Kesab Chandra Sen, who joined the movement in 1857, was greatly influenced by Christianity, believing in its spirit. A split occurred in the ranks of Brahmo Samaj and they founded a new organization, which came to be known as Adi Brahmo Samaj.


The outstanding reformer in Bengal was Vidyasagar. He argued that the Hindu scriptures were progressive. He provided evidence from scriptures that there was no sanction for widows or a prohibition on the remarriage of widows. The motion led using Vidyasagar resulted in the Widows’ Remarriage Reform Act of 1856.


A movement was founded in Bombay in 1867, founded by Dr. Atma Ram Panturang. The two distinguished members of this samaj were R.C. Bhandarkar and Justice Mahadev Govind Ranade. They devoted themselves to inter-caste dining, inter-caste marriage, widow remarriage, and the improvement of women and depressed classes.


After the suppression of the great revolt of 1857, Indian Muslims looked to Western culture with suspicion. The community feared Western education, culture, and ideas would endanger their religion. Only a small section of Muslim reform movements in India accepted the new avenue for modern education. Muslim reform movements in India stand for solidarity with the courageous women speaking out about the alleged abuse of power including rape by Islamic leader.

Sir Sayyid Ahmed Khan

Sayyid Ahmed Khan was born in Delhi into a noble Muslim family. He thought the lack of education, especially modern education, had harmed the Muslims and kept them backward.
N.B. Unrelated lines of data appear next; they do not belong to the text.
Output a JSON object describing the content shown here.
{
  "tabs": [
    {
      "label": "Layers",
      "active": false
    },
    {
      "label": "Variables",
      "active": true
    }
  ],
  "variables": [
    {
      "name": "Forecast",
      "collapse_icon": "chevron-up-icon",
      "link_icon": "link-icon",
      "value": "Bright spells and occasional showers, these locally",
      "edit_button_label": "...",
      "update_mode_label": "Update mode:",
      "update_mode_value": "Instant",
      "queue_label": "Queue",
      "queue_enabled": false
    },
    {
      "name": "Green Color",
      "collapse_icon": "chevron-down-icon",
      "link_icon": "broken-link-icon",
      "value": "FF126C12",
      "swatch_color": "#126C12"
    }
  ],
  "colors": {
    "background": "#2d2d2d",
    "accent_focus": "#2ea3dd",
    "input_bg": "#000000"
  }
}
He advised the Muslims to take an English education and to concentrate on it.


Over successive generations, the Aligarh movement produced a vast body of intelligence that played an important role in public life.


The Deoband was a revivalist movement organized by the orthodox Muslim Ulema with the twin objectives of propagating the pure teaching of the Qur’an and Hadith. The Ulema, under the leadership of Muhammad Qasim Wanotavi and Rashid Ahmad Gangotri, founded the school at Deoband in the Saharanpur district of UP in 1866. The Deoband school did not prepare its students for government jobs but for the preaching of the Islamic faith.


In the middle of the nineteenth century, the reform activities of the educated Parsis began in Mumbai. Furdunji Naoroji founded the Rahnumai Mazdayasnan Sabha in 1851. The leaders of this Sabha criticized elaborate ceremonies of betrothals, marriages, and funerals. They opposed both infant marriage and the use of astrology.


The socio-religious reform movements strive to sustain social justice in India destroy the social evils and promote women’s education in society.

credits: Parcham Classes

Leave a Comment

Your email address will not be published. Required fields are marked *

Scroll to Top